■ WORK ORDER:
Over all lines in the data below, count those holding "size" and give only the result.
+++++
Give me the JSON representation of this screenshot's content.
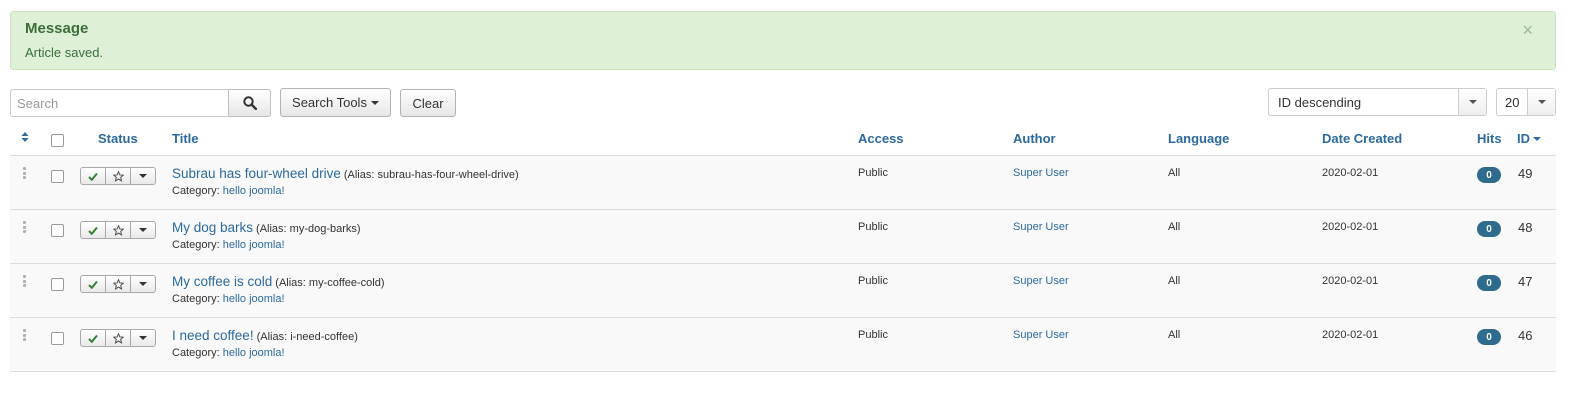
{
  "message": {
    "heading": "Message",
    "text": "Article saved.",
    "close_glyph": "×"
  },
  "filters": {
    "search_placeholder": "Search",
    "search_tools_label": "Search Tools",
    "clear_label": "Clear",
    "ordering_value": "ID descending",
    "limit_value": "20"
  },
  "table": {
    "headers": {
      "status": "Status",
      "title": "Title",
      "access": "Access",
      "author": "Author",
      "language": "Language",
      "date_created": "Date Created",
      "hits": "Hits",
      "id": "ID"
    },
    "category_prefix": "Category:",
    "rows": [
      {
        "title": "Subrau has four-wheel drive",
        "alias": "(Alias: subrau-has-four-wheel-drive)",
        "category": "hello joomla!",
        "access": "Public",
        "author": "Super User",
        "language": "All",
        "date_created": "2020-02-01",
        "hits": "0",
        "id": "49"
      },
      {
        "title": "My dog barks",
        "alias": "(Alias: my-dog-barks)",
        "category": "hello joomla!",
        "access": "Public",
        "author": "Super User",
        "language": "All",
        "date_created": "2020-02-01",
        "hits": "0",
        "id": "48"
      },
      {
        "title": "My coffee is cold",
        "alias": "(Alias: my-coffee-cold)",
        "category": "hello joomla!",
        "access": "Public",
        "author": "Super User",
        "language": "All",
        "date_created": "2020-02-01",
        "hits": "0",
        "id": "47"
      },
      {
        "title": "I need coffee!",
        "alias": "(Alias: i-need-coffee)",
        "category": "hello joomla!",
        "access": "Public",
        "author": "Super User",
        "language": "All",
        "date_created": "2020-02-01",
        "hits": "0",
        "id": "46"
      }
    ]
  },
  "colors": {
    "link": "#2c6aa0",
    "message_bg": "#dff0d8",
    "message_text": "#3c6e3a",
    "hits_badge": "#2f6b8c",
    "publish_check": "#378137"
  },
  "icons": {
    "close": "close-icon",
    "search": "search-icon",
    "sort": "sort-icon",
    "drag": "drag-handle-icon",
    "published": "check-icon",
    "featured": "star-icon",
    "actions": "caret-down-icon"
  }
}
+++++
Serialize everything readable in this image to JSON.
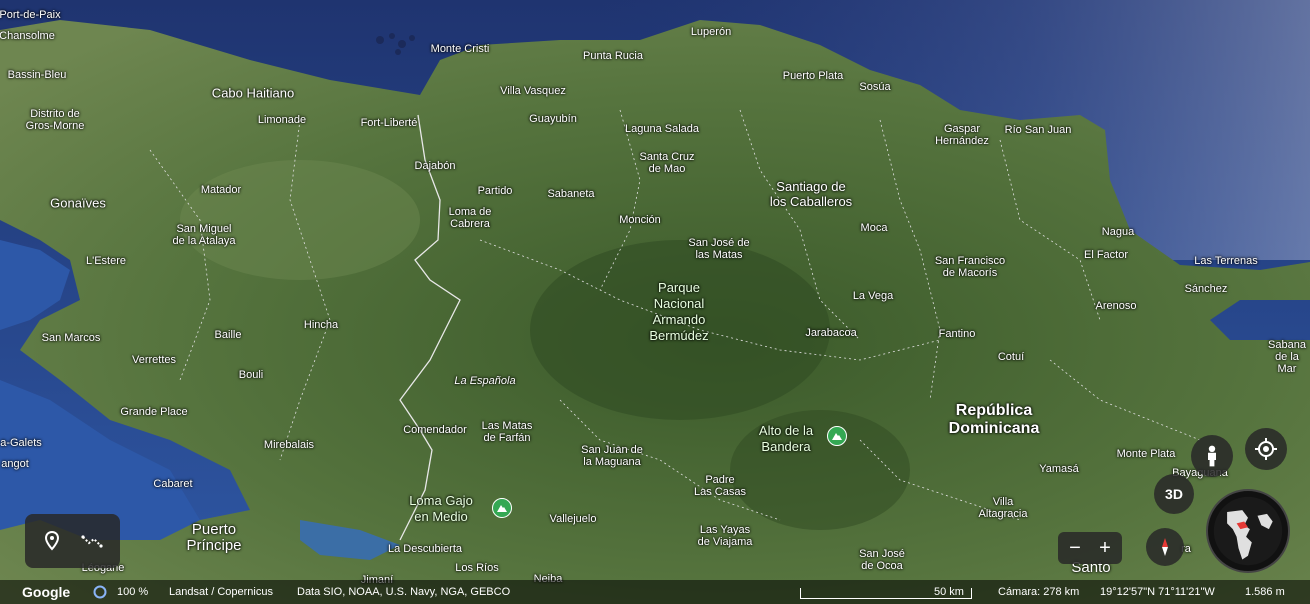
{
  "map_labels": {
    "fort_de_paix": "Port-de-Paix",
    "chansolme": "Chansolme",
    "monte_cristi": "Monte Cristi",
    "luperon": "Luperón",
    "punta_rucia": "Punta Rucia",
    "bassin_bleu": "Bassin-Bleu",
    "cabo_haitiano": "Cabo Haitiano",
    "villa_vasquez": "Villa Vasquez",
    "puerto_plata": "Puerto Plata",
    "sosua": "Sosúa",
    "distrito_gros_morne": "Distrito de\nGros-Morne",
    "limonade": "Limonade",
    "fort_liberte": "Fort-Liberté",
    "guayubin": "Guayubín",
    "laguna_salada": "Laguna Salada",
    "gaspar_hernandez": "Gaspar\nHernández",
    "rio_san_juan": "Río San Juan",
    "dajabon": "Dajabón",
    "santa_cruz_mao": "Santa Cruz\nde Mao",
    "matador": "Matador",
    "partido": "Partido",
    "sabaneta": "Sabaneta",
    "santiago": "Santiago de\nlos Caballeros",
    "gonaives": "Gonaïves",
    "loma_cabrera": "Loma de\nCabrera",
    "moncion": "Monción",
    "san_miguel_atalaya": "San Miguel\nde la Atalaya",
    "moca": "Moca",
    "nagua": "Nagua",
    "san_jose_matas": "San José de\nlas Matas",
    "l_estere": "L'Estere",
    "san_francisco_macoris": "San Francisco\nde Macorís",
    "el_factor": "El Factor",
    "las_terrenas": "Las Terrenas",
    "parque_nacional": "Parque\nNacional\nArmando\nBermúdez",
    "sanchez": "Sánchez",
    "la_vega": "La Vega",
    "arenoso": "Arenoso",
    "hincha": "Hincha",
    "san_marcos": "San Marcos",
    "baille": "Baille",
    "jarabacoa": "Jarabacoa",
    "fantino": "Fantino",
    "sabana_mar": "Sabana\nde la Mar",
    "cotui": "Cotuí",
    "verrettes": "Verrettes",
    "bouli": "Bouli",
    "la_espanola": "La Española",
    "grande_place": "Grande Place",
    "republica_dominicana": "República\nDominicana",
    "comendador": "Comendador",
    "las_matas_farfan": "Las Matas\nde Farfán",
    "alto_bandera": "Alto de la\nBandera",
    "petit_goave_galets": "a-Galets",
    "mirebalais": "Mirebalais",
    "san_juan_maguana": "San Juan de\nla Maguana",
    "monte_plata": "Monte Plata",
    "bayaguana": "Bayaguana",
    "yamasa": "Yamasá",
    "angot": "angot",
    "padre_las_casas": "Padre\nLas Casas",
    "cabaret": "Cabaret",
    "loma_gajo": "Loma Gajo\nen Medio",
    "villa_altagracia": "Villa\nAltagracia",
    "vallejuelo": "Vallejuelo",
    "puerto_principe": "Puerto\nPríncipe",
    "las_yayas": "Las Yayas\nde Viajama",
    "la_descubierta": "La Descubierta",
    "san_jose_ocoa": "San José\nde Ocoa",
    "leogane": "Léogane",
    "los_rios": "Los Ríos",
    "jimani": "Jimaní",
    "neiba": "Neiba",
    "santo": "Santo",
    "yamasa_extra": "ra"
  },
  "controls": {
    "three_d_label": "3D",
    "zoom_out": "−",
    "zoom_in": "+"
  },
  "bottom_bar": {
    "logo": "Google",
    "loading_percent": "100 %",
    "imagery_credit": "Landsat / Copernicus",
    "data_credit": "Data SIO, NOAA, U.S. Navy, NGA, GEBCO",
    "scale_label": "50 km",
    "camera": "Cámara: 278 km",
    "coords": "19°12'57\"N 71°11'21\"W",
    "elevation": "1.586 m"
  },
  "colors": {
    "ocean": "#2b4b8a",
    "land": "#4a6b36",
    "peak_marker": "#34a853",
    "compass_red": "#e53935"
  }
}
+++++
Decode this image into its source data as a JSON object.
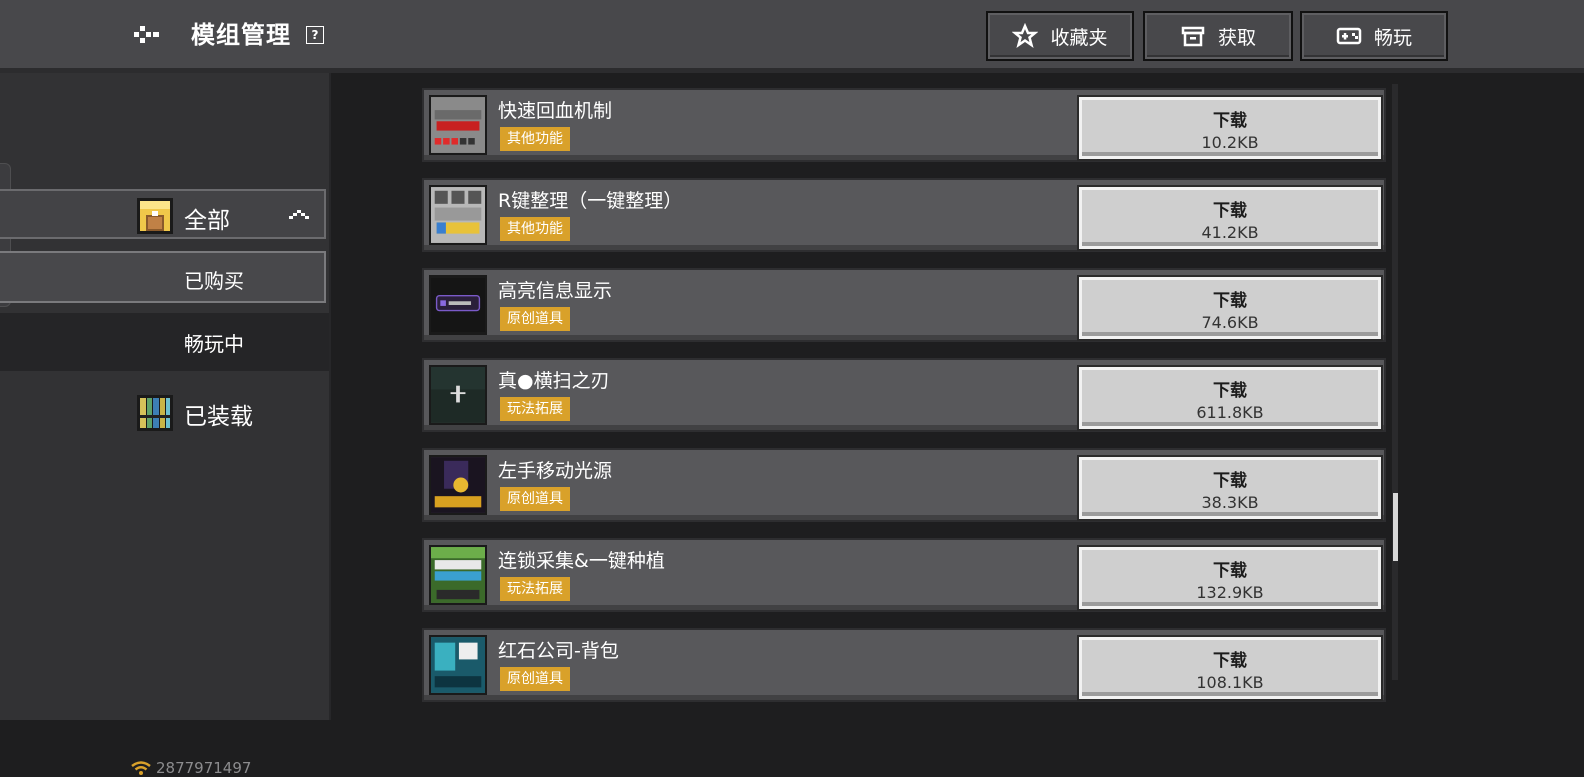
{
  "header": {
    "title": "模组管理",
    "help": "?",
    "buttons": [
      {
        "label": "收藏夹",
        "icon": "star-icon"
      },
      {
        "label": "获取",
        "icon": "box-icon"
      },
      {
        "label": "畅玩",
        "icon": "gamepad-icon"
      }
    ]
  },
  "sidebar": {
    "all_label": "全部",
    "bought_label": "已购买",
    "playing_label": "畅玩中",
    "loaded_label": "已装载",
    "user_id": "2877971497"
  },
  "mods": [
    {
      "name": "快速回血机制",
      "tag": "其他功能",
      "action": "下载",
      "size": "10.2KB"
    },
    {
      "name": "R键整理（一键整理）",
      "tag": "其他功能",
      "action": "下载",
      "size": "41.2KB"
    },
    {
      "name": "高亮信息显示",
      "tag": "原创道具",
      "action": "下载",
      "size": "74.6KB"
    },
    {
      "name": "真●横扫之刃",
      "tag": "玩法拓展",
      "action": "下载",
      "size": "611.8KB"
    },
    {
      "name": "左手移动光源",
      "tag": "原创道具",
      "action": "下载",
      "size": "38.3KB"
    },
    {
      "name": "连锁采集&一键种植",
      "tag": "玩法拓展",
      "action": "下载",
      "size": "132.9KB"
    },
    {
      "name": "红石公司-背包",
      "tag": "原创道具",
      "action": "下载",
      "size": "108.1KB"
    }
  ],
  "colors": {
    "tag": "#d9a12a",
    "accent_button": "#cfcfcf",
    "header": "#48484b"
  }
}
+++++
■ SOLUTION:
7